Through the power of the almighty xFIP, I hastily, yet assertively, concluded that Joe Blanton was just unlucky. I concluded that Joe Blanton’s peripherals hinted at better results than he’d shown, and that Joe Blanton would provide Good Value. I drafted Joe Blanton, and then he was bad. Drats. Unlucky. Drafted him again, bad again. It goes on like this for several seasons until I couldn’t draft Joe Blanton anymore because he was no longer in the major leagues. At a certain point, I think I just became pot-committed and was determined to squeeze a good season out of Joe Blanton. It never came.
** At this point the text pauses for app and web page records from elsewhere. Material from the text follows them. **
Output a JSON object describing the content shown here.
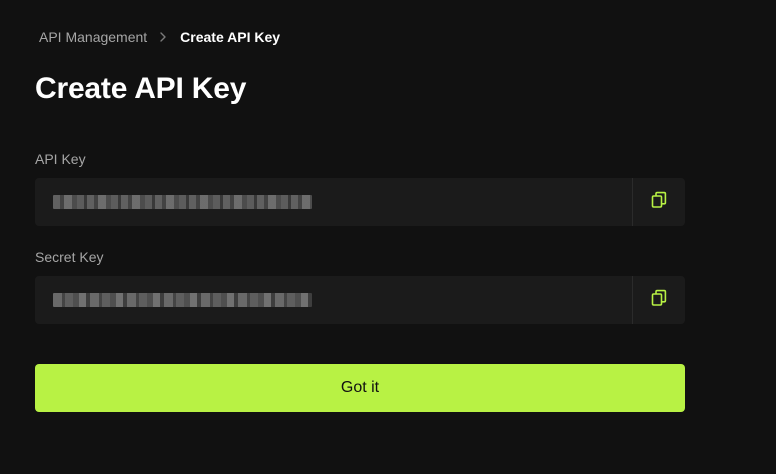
{
  "breadcrumb": {
    "parent": "API Management",
    "current": "Create API Key"
  },
  "page": {
    "title": "Create API Key"
  },
  "api_key": {
    "label": "API Key",
    "value": "••••••••••••••••••••••••••••••••••••"
  },
  "secret_key": {
    "label": "Secret Key",
    "value": "••••••••••••••••••••••••••••••••••••"
  },
  "actions": {
    "confirm_label": "Got it"
  },
  "colors": {
    "accent": "#b8f244",
    "background": "#111111",
    "field_background": "#1b1b1b"
  },
  "icons": {
    "breadcrumb_separator": "chevron-right-icon",
    "copy": "copy-icon"
  }
}
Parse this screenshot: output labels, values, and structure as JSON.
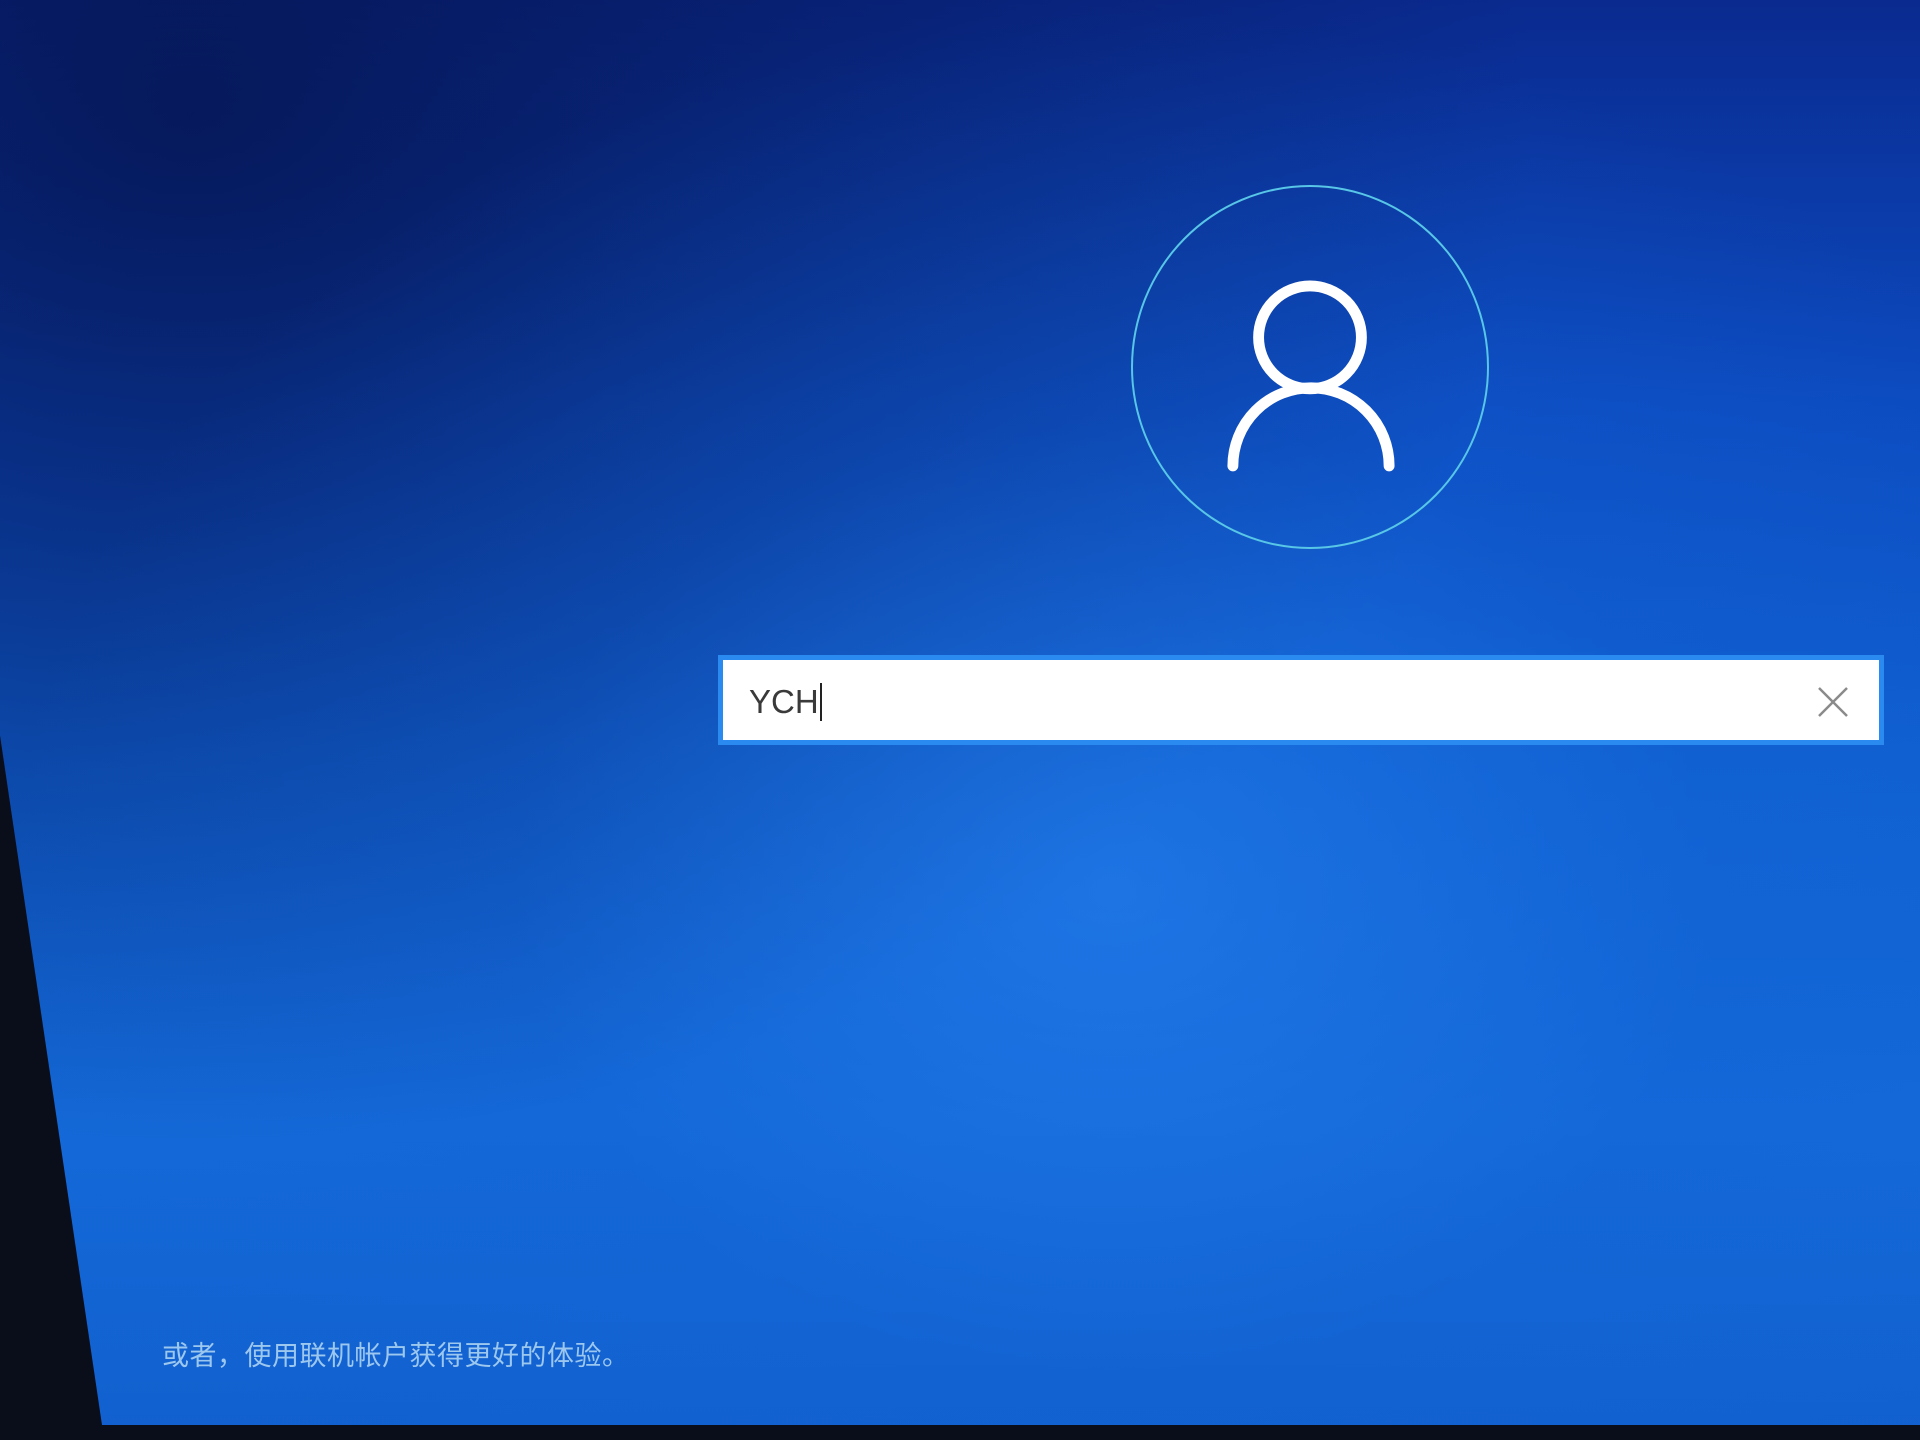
{
  "account_setup": {
    "username_input": {
      "value": "YCH"
    },
    "clear_button_label": "×",
    "online_account_link": "或者，使用联机帐户获得更好的体验。"
  },
  "colors": {
    "background_top": "#0a2a8f",
    "background_mid": "#0f5fd0",
    "avatar_ring": "#58c6e6",
    "input_border": "#2a8af0",
    "link_text": "#9cc7ee"
  },
  "icons": {
    "avatar": "user-icon",
    "clear": "close-icon"
  }
}
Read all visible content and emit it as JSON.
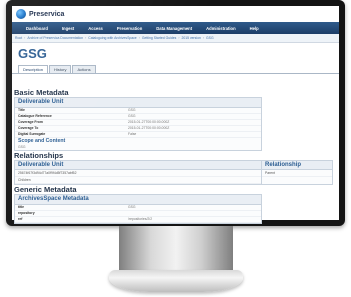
{
  "app": {
    "logo_text": "Preservica"
  },
  "nav": [
    "Dashboard",
    "Ingest",
    "Access",
    "Preservation",
    "Data Management",
    "Administration",
    "Help"
  ],
  "breadcrumb": [
    "Root",
    "Archive of Preservica Documentation",
    "Cataloguing with ArchivesSpace",
    "Getting Started Guides",
    "2015 version",
    "GSG"
  ],
  "page_title": "GSG",
  "tabs": [
    "Description",
    "History",
    "Actions"
  ],
  "basic_metadata": {
    "heading": "Basic Metadata",
    "panel_title": "Deliverable Unit",
    "rows": [
      {
        "key": "Title",
        "value": "GSG"
      },
      {
        "key": "Catalogue Reference",
        "value": "GSG"
      },
      {
        "key": "Coverage From",
        "value": "2015-01-27T00:00:00.000Z"
      },
      {
        "key": "Coverage To",
        "value": "2015-01-27T00:00:00.000Z"
      },
      {
        "key": "Digital Surrogate",
        "value": "False"
      }
    ],
    "scope_heading": "Scope and Content",
    "scope_value": "GSG"
  },
  "relationships": {
    "heading": "Relationships",
    "left_title": "Deliverable Unit",
    "right_title": "Relationship",
    "left_value": "25674f67f3d94d77a0f9f4d5f7357abf52",
    "right_value": "Parent",
    "extra_value": "Children"
  },
  "generic_metadata": {
    "heading": "Generic Metadata",
    "panel_title": "ArchivesSpace Metadata",
    "rows": [
      {
        "key": "title",
        "value": "GSG"
      },
      {
        "key": "repository",
        "value": ""
      },
      {
        "key": "ref",
        "value": "/repositories/2/2"
      }
    ]
  }
}
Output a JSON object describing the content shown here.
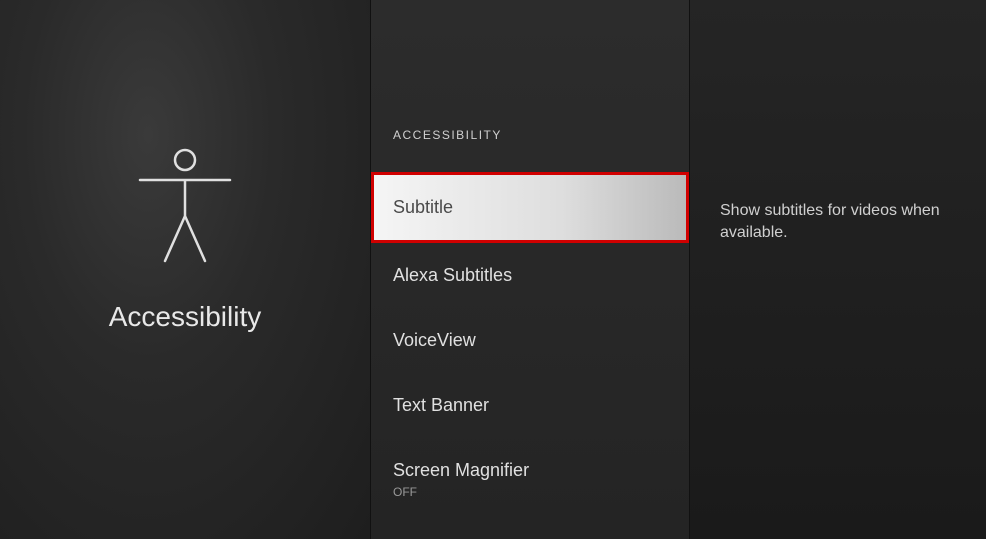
{
  "leftPanel": {
    "title": "Accessibility"
  },
  "middlePanel": {
    "sectionHeader": "ACCESSIBILITY",
    "items": [
      {
        "label": "Subtitle",
        "sub": null,
        "selected": true
      },
      {
        "label": "Alexa Subtitles",
        "sub": null,
        "selected": false
      },
      {
        "label": "VoiceView",
        "sub": null,
        "selected": false
      },
      {
        "label": "Text Banner",
        "sub": null,
        "selected": false
      },
      {
        "label": "Screen Magnifier",
        "sub": "OFF",
        "selected": false
      }
    ]
  },
  "rightPanel": {
    "description": "Show subtitles for videos when available."
  }
}
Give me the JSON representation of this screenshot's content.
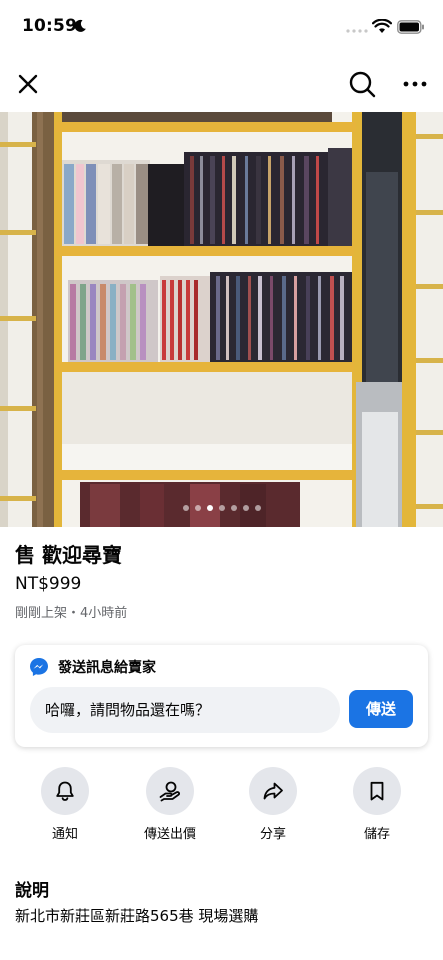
{
  "status_bar": {
    "time": "10:59"
  },
  "nav": {
    "close_icon": "close-icon",
    "search_icon": "search-icon",
    "more_icon": "more-icon"
  },
  "gallery": {
    "photo_count": 7,
    "active_index": 2
  },
  "listing": {
    "title": "售 歡迎尋寶",
    "price": "NT$999",
    "meta": "剛剛上架・4小時前"
  },
  "message": {
    "header": "發送訊息給賣家",
    "input_value": "哈囉，請問物品還在嗎？",
    "send_label": "傳送",
    "brand_color": "#1b74e4"
  },
  "actions": [
    {
      "label": "通知",
      "icon": "bell-icon"
    },
    {
      "label": "傳送出價",
      "icon": "offer-icon"
    },
    {
      "label": "分享",
      "icon": "share-icon"
    },
    {
      "label": "儲存",
      "icon": "bookmark-icon"
    }
  ],
  "description": {
    "heading": "說明",
    "text": "新北市新莊區新莊路565巷 現場選購"
  }
}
The point is this: Joe Blanton was always close. It always seemed like he might just be an adjustment away. An adjustment, or a lucky home run season. One of the two. He didn’t get a ton of strikeouts, but he got enough, he didn’t walk anybody, and he got a bunch of ground balls. That’s typically the beginning of a strong recipe for a successful pitcher, except Joe Blanton just gave up so many freaking dingers. Joe Blanton dingered himself right out of baseball, culminating in a 2013 in which he allowed 29 homers in 28 appearances. That was it for Blanton.
Or so we thought — until right around this time last year, when Blanton announced he was coming out of retirement, and we scoffed. Until Blanton received a minor league deal with the Royals, and we scoffed. Until Blanton found his way onto the major league roster and pitched effectively out of the bullpen, and we continued to scoff, but our hearts weren’t really in it, and as we scoffed we kind of looked around the proverbial room at one another, quizzically, as if to say, “Should we still be scoffing?” Until Blanton made his way to Pittsburgh and flat-out dominated, and we all just sat there, dumbfounded.